‘We thought we’d be ok‘, is less about strategy and stagnation – but more about assumptions and self limited agency. It makes assumptions based on the present and doesn’t think ahead to what might be, or might be opportunities and possibilities, let alone threats and weaknesses. It assumes things will always stay the same. It also suggests that actions in the past could actually have made a difference. Of course, uttering ‘We thought we’d be ok‘ is more likely to occur in the after the event, after the catastrophe, after the crisis – and yes might be part of critical reflection and honesty to ascertain what did or didnt happen when a crisis occured, but by then it might be too late. The young people have left and found somewhere else, the youthworker has undergone a personal crisis, the organisation has closed down – may all stem from a time when ‘we thought we’d be ok’ might be said.
Yet ‘we thought we’d be ok’ – might is about personal or organisation efficiency, when doing something the easiest or laziest way and ‘hoping to get away with scraping by’ . It makes me wonder whether, culturally we might be too far down the efficiency culture to a point where it takes too much effort to ‘do the extra thing’ or to revere quality over quick and ease. Of course, big corporations employ people on £1000’s to foresee risks, foresee the competition and plot preventative measures, managing in a way that means that ‘we thought we’d be ok‘ becomes only the stuff of legends and corporate fables, but trace the downfall of an organisation and ‘we thought we’d be ok‘ will be in there somewhere. ‘We thought we’d be ok, people will always buy jeans’ or ‘ we thought we’d be ok‘, people will always shop in bigger supermarkets’ and then theres a change for the worse.

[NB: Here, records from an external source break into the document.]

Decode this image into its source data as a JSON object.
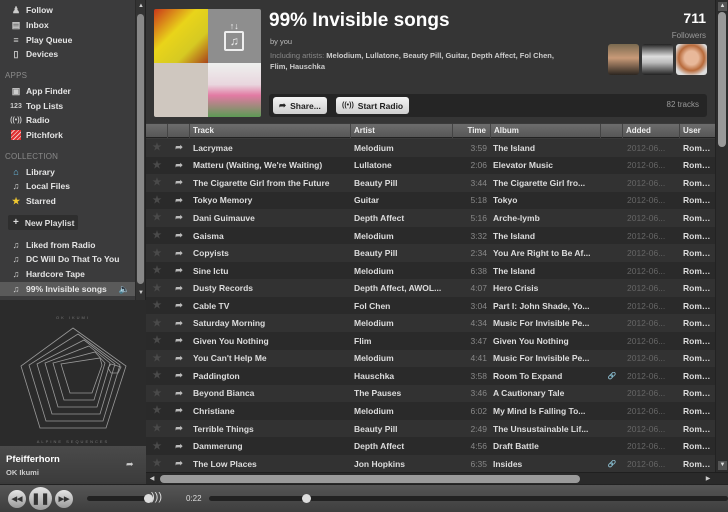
{
  "sidebar": {
    "main_items": [
      {
        "label": "Follow",
        "icon": "follow-icon"
      },
      {
        "label": "Inbox",
        "icon": "inbox-icon"
      },
      {
        "label": "Play Queue",
        "icon": "queue-icon"
      },
      {
        "label": "Devices",
        "icon": "devices-icon"
      }
    ],
    "apps_heading": "APPS",
    "apps": [
      {
        "label": "App Finder",
        "icon": "app-finder-icon"
      },
      {
        "label": "Top Lists",
        "icon": "top-lists-icon"
      },
      {
        "label": "Radio",
        "icon": "radio-icon"
      },
      {
        "label": "Pitchfork",
        "icon": "pitchfork-icon"
      }
    ],
    "collection_heading": "COLLECTION",
    "collection": [
      {
        "label": "Library",
        "icon": "library-icon"
      },
      {
        "label": "Local Files",
        "icon": "local-files-icon"
      },
      {
        "label": "Starred",
        "icon": "star-icon"
      }
    ],
    "new_playlist_label": "New Playlist",
    "playlists": [
      {
        "label": "Liked from Radio"
      },
      {
        "label": "DC Will Do That To You"
      },
      {
        "label": "Hardcore Tape"
      },
      {
        "label": "99% Invisible songs",
        "active": true,
        "playing": true
      }
    ]
  },
  "now_playing": {
    "album_art_top_text": "OK IKUMI",
    "album_art_bottom_text": "ALPINE SEQUENCES",
    "title": "Pfeifferhorn",
    "artist": "OK Ikumi"
  },
  "playlist": {
    "title": "99% Invisible songs",
    "by": "by you",
    "including_prefix": "Including artists:",
    "including_artists": "Melodium, Lullatone, Beauty Pill, Guitar, Depth Affect, Fol Chen, Flim, Hauschka",
    "followers_count": "711",
    "followers_label": "Followers",
    "share_label": "Share...",
    "radio_label": "Start Radio",
    "tracks_count": "82 tracks"
  },
  "table": {
    "columns": [
      "",
      "",
      "Track",
      "Artist",
      "Time",
      "Album",
      "",
      "Added",
      "User"
    ],
    "rows": [
      {
        "track": "Lacrymae",
        "artist": "Melodium",
        "time": "3:59",
        "album": "The Island",
        "link": false,
        "added": "2012-06...",
        "user": "Roman M"
      },
      {
        "track": "Matteru (Waiting, We're Waiting)",
        "artist": "Lullatone",
        "time": "2:06",
        "album": "Elevator Music",
        "link": false,
        "added": "2012-06...",
        "user": "Roman M"
      },
      {
        "track": "The Cigarette Girl from the Future",
        "artist": "Beauty Pill",
        "time": "3:44",
        "album": "The Cigarette Girl fro...",
        "link": false,
        "added": "2012-06...",
        "user": "Roman M"
      },
      {
        "track": "Tokyo Memory",
        "artist": "Guitar",
        "time": "5:18",
        "album": "Tokyo",
        "link": false,
        "added": "2012-06...",
        "user": "Roman M"
      },
      {
        "track": "Dani Guimauve",
        "artist": "Depth Affect",
        "time": "5:16",
        "album": "Arche-lymb",
        "link": false,
        "added": "2012-06...",
        "user": "Roman M"
      },
      {
        "track": "Gaisma",
        "artist": "Melodium",
        "time": "3:32",
        "album": "The Island",
        "link": false,
        "added": "2012-06...",
        "user": "Roman M"
      },
      {
        "track": "Copyists",
        "artist": "Beauty Pill",
        "time": "2:34",
        "album": "You Are Right to Be Af...",
        "link": false,
        "added": "2012-06...",
        "user": "Roman M"
      },
      {
        "track": "Sine Ictu",
        "artist": "Melodium",
        "time": "6:38",
        "album": "The Island",
        "link": false,
        "added": "2012-06...",
        "user": "Roman M"
      },
      {
        "track": "Dusty Records",
        "artist": "Depth Affect, AWOL...",
        "time": "4:07",
        "album": "Hero Crisis",
        "link": false,
        "added": "2012-06...",
        "user": "Roman M"
      },
      {
        "track": "Cable TV",
        "artist": "Fol Chen",
        "time": "3:04",
        "album": "Part I: John Shade, Yo...",
        "link": false,
        "added": "2012-06...",
        "user": "Roman M"
      },
      {
        "track": "Saturday Morning",
        "artist": "Melodium",
        "time": "4:34",
        "album": "Music For Invisible Pe...",
        "link": false,
        "added": "2012-06...",
        "user": "Roman M"
      },
      {
        "track": "Given You Nothing",
        "artist": "Flim",
        "time": "3:47",
        "album": "Given You Nothing",
        "link": false,
        "added": "2012-06...",
        "user": "Roman M"
      },
      {
        "track": "You Can't Help Me",
        "artist": "Melodium",
        "time": "4:41",
        "album": "Music For Invisible Pe...",
        "link": false,
        "added": "2012-06...",
        "user": "Roman M"
      },
      {
        "track": "Paddington",
        "artist": "Hauschka",
        "time": "3:58",
        "album": "Room To Expand",
        "link": true,
        "added": "2012-06...",
        "user": "Roman M"
      },
      {
        "track": "Beyond Bianca",
        "artist": "The Pauses",
        "time": "3:46",
        "album": "A Cautionary Tale",
        "link": false,
        "added": "2012-06...",
        "user": "Roman M"
      },
      {
        "track": "Christiane",
        "artist": "Melodium",
        "time": "6:02",
        "album": "My Mind Is Falling To...",
        "link": false,
        "added": "2012-06...",
        "user": "Roman M"
      },
      {
        "track": "Terrible Things",
        "artist": "Beauty Pill",
        "time": "2:49",
        "album": "The Unsustainable Lif...",
        "link": false,
        "added": "2012-06...",
        "user": "Roman M"
      },
      {
        "track": "Dammerung",
        "artist": "Depth Affect",
        "time": "4:56",
        "album": "Draft Battle",
        "link": false,
        "added": "2012-06...",
        "user": "Roman M"
      },
      {
        "track": "The Low Places",
        "artist": "Jon Hopkins",
        "time": "6:35",
        "album": "Insides",
        "link": true,
        "added": "2012-06...",
        "user": "Roman M"
      }
    ]
  },
  "player": {
    "elapsed": "0:22",
    "volume_fraction": 1.0,
    "seek_fraction": 0.18
  }
}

So, it might be that the managing of strategical risk is something that youthwork and ministry might not be great at, especially as ‘We thought we’d be ok‘ can be common. (Or it just occurs in places where i visit or have worked). Not every meeting, not every management group, not every organisation includes managing organisational risks within its planning, because often the day to day and immediate takes priority. Steven Covey suggests that more time should be spent doing the important/non-urgent things in a ‘to -do’ list, how often is this the case not just in individuals within organisations who are employed, but also the governance itself – to do the important tasks, that arent urgent that includes risk detection and management.

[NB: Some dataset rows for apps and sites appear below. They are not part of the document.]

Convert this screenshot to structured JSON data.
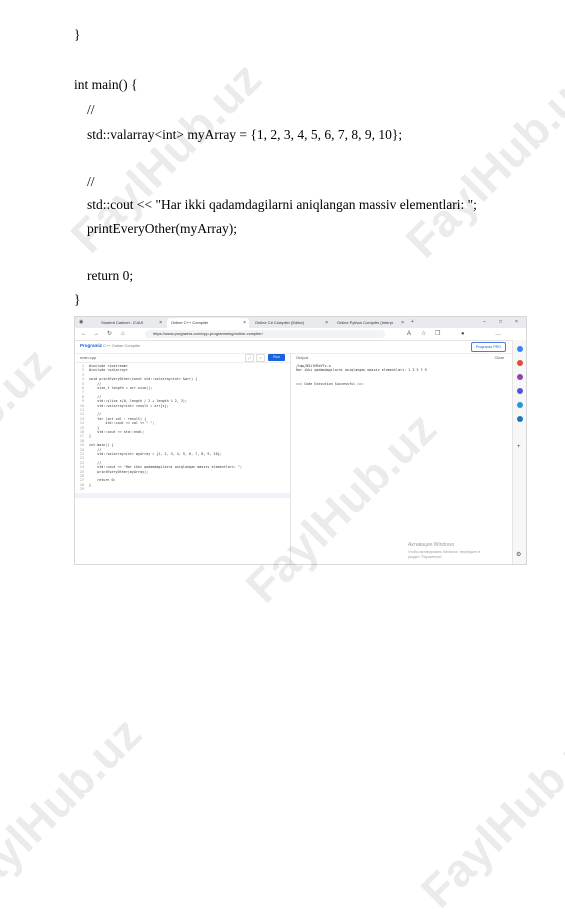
{
  "document": {
    "code_lines": [
      "}",
      "int main() {",
      "//",
      "std::valarray<int> myArray = {1, 2, 3, 4, 5, 6, 7, 8, 9, 10};",
      "//",
      "std::cout << \"Har ikki qadamdagilarni aniqlangan massiv elementlari: \";",
      "printEveryOther(myArray);",
      "return 0;",
      "}"
    ],
    "watermark": "FaylHub.uz"
  },
  "screenshot": {
    "tabs": [
      "Student Cabinet - EJAS",
      "Online C++ Compiler",
      "Online C# Compiler (Editor)",
      "Online Python Compiler (Interpr"
    ],
    "url": "https://www.programiz.com/cpp-programming/online-compiler/",
    "logo": "Programiz",
    "breadcrumb": "C++ Online Compiler",
    "pro_button": "Programiz PRO",
    "file_name": "main.cpp",
    "run_label": "Run",
    "output_title": "Output",
    "clear_label": "Clear",
    "editor_lines": [
      "#include <iostream>",
      "#include <valarray>",
      "",
      "void printEveryOther(const std::valarray<int> &arr) {",
      "    //",
      "    size_t length = arr.size();",
      "",
      "    //",
      "    std::slice s(0, length / 2 + length % 2, 2);",
      "    std::valarray<int> result = arr[s];",
      "",
      "    //",
      "    for (int val : result) {",
      "        std::cout << val << \" \";",
      "    }",
      "    std::cout << std::endl;",
      "}",
      "",
      "int main() {",
      "    //",
      "    std::valarray<int> myArray = {1, 2, 3, 4, 5, 6, 7, 8, 9, 10};",
      "",
      "    //",
      "    std::cout << \"Har ikki qadamdagilarni aniqlangan massiv elementlari: \";",
      "    printEveryOther(myArray);",
      "",
      "    return 0;",
      "}",
      ""
    ],
    "line_numbers": [
      "1",
      "2",
      "3",
      "4",
      "5",
      "6",
      "7",
      "8",
      "9",
      "10",
      "11",
      "12",
      "13",
      "14",
      "15",
      "16",
      "17",
      "18",
      "19",
      "20",
      "21",
      "22",
      "23",
      "24",
      "25",
      "26",
      "27",
      "28",
      "29"
    ],
    "output_lines": [
      "/tmp/N3ilH9eVTx.o",
      "Har ikki qadamdagilarni aniqlangan massiv elementlari: 1 3 5 7 9",
      "",
      "",
      "=== Code Execution Successful ==="
    ],
    "activation_title": "Активация Windows",
    "activation_text_1": "Чтобы активировать Windows, перейдите в",
    "activation_text_2": "раздел \"Параметры\"."
  }
}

Now, at the risk of shifting the blame to organisations within the assumption/efficiency culture of youth work and ministry. A case can also be made that individuals, even employed youthworkers (yes i know- perish the thought) can be as guilty of ‘we thought we’d be ok syndrome’ – especially in regard to professional or personal boundaries, especially in regard to prioritising tasks, or creating space for reflection and learning, or constructing suitable management around them. As as youthworker in a management role previously – the temptation and reality is that not everything can be done every day, it is endless, and at the same time the temptation can be to make assumptions that the worst might not happen and not do anything about it.

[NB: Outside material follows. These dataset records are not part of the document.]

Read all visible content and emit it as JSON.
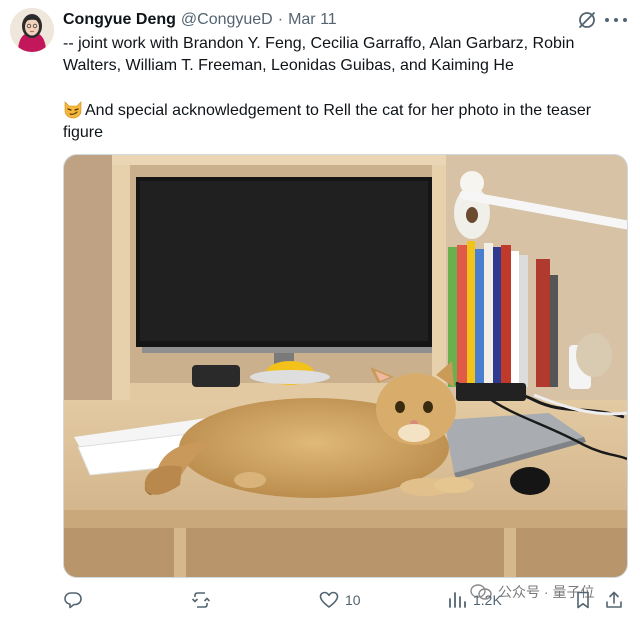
{
  "tweet": {
    "author_name": "Congyue Deng",
    "author_handle": "@CongyueD",
    "separator": "·",
    "date": "Mar 11",
    "line1": "-- joint work with Brandon Y. Feng, Cecilia Garraffo, Alan Garbarz, Robin Walters, William T. Freeman, Leonidas Guibas, and Kaiming He",
    "line2": "And special acknowledgement to Rell the cat for her photo in the teaser figure",
    "emoji_icon": "smirking-cat-emoji"
  },
  "actions": {
    "reply_count": "",
    "retweet_count": "",
    "like_count": "10",
    "views_count": "1.2K"
  },
  "watermark": {
    "text": "公众号 · 量子位"
  },
  "icons": {
    "grok": "grok-icon",
    "more": "more-icon",
    "reply": "reply-icon",
    "retweet": "retweet-icon",
    "like": "heart-icon",
    "views": "views-icon",
    "bookmark": "bookmark-icon",
    "share": "share-icon"
  },
  "colors": {
    "text": "#0f1419",
    "muted": "#536471",
    "border": "#cfd9de"
  }
}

Catch yourself in a situation where there a temptation to think ‘ we’ll just be ok for a while in that area, im sure everything will be fine..’ and genuinely it might be. Maybe organisations need critical friends to ensure that the questions are asked again and again. Something ‘fine’ now without action might not be fine later.
‘We thought we’d be ok’ Five dangerous words for any organisation, five words that we need to avoid saying, because we’ve acted to do something about the issue, in youth work, in ministry and mission, we dared to look into the future, dreamed possibilities, and given ourselves the chance to avoid preventable pitfalls along the way. Not very much is so left field that it couldn’t be thought of. Though meteor attack on detached youthwork nights might be one.